Monetary Policy Committee (MPC) of the Central Bank of the Gambia met on
Thursday to assess recent economic developments and set the key policy rate.
Following the summaries of the deliberations on key economic indicators that informed the decision of the committee, the governor of the Central Bank Bakary K. Jammeh dealt on the global economic development that growth remains subdued amid heightened policy uncertainty that continues to dent business confidence, investment and trade.

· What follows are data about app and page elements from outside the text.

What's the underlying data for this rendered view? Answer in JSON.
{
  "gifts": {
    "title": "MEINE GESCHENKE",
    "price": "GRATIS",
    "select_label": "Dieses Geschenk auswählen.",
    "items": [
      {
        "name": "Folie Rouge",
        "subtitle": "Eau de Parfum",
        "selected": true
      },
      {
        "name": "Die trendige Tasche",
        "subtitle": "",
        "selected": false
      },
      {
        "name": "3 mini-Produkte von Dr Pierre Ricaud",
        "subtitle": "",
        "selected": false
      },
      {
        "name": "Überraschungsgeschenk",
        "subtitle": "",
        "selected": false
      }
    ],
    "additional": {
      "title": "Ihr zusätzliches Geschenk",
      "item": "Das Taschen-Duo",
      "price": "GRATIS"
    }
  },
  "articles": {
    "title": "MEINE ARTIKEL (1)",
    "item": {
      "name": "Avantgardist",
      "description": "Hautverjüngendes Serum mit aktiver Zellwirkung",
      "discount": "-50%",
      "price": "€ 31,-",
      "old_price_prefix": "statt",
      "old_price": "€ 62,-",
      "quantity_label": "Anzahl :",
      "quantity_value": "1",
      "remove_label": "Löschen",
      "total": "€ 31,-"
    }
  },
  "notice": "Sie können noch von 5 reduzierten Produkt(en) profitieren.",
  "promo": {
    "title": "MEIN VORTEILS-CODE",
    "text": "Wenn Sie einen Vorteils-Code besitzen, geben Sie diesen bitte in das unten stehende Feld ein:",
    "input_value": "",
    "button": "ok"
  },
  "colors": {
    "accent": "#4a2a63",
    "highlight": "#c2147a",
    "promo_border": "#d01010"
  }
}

On domestic economic outlook on the real sector, he said the Gambian economy remains strong and the prospects are favourable, saying “the Central Bank’s Composite Index of Economic Activity (CIEA) suggests that economic activity remained robust in the first half of 2019 and points to stronger growth in the second half of the year. According to the Gambia Bureau of Statistics (GBoS), real progress domestic product growth stood at 6.5% in 2018 compared to 4.8% in 2017, driven mainly by the services sector including tourism and trade, financial services and insurance, transport and telecommunication.”
On external sector development, he continued that preliminary balance of payments estimates indicate that the current account deficit narrowed to US$25.8 million (1.5% of GDP) in the first half of 2019 compared to a deficit of US$26.7 million (1.7% of GDP) in the corresponding quarter in 2018.
“The improvement in the current account balance is attributed in the increase in the foreign inflows related to the support from development partners, Diaspora remittances and tourism. The deficit in the goods account, widened to US$194.6 million (11.0% of GDP) in the first six months of 2019 compared to US$150.0 million (9.3% of GDP) in the corresponding period of 2018. Import rose to US$277.7 million or by 29.8% in the first half of 2019 from US214.0 million in the same period in 2018. Exports also increased by 35.6% to US$74.4 million during the period under review.”
He, however, divulged that the services account balance, on the other hand, registered a surplus of US$59.7 million in the first six months of 2019, higher than a surplus of US$40.5 million a year ago, explained largely by the increase in tourist arrivals.He added that gross international reserves are projected at four months of next year’s imports of goods and services.